+++ Record set

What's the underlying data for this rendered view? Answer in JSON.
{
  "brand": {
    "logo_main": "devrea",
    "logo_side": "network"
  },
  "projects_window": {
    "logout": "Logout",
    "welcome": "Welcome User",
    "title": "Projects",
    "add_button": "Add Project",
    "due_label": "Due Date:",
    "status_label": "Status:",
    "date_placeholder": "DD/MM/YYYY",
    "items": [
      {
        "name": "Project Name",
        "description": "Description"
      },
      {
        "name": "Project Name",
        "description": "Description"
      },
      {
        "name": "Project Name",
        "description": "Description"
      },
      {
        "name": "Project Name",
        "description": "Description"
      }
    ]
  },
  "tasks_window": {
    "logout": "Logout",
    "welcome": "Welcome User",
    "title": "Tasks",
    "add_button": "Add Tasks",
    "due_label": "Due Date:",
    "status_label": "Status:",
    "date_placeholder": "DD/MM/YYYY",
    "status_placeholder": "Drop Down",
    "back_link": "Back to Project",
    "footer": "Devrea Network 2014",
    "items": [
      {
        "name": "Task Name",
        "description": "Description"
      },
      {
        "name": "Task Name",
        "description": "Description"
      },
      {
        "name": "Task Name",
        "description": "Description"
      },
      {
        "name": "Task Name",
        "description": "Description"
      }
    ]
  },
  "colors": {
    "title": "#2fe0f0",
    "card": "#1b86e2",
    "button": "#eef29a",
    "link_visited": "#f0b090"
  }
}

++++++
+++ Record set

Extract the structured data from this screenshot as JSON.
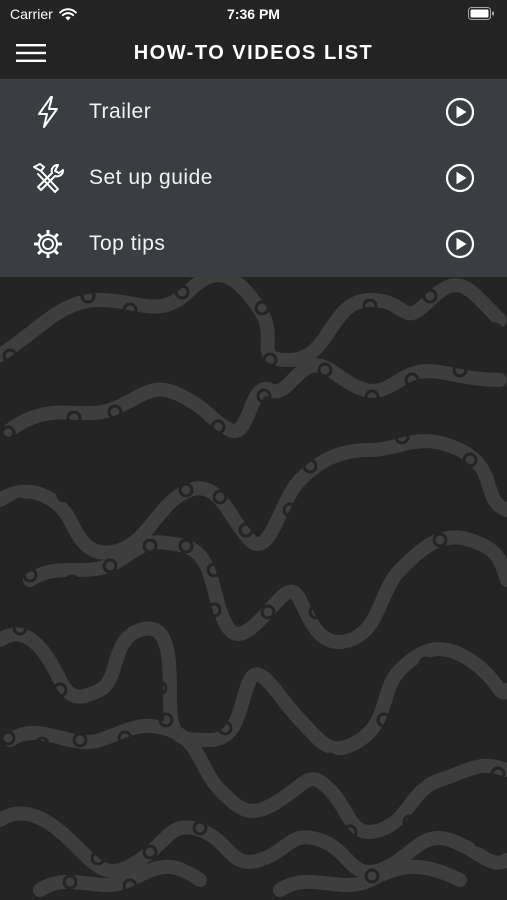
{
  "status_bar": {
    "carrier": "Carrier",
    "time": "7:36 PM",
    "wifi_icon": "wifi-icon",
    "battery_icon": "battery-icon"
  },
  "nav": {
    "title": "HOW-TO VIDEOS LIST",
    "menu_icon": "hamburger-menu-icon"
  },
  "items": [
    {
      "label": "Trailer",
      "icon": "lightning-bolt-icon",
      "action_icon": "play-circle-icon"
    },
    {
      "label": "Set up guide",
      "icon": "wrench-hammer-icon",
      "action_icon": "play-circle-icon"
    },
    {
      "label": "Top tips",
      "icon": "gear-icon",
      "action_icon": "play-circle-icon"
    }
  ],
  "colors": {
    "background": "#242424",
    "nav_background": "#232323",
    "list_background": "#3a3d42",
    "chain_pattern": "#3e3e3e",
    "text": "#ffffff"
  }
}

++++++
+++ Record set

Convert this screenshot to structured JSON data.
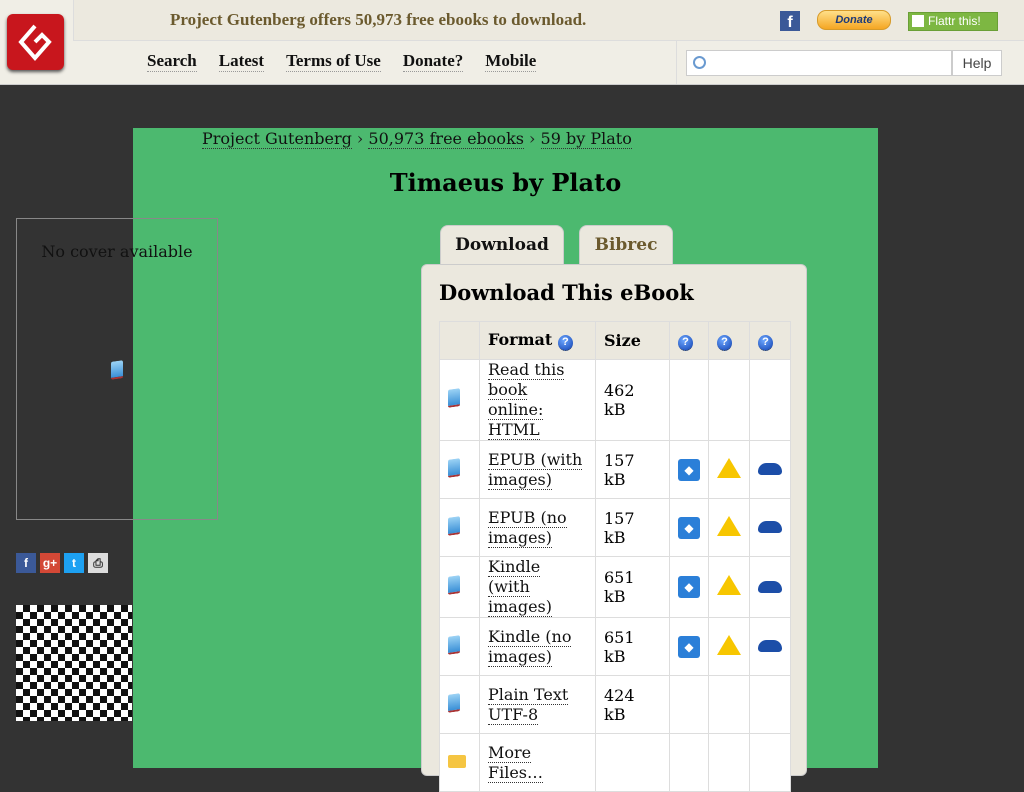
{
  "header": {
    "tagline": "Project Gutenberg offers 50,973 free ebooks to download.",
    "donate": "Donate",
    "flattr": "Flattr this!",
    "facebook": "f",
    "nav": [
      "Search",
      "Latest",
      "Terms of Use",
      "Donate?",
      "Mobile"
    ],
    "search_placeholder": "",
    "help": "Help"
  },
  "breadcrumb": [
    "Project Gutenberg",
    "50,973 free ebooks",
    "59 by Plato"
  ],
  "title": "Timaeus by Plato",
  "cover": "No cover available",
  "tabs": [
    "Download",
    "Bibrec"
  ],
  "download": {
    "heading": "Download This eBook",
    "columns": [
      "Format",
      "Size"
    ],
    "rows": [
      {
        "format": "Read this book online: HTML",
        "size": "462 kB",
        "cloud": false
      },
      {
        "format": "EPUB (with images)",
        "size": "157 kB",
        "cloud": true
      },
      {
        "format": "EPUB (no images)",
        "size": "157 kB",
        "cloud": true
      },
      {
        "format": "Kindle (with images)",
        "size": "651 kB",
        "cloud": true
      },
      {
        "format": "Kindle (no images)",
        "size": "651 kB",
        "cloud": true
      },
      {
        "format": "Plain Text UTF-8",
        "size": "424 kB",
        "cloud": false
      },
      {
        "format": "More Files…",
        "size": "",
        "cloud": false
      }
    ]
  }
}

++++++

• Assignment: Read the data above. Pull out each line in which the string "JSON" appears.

• Expected answer:
What's the underlying data for this rendered view? Answer in JSON.
Extract the structured data from this screenshot as JSON.
Convert this screenshot to structured JSON data.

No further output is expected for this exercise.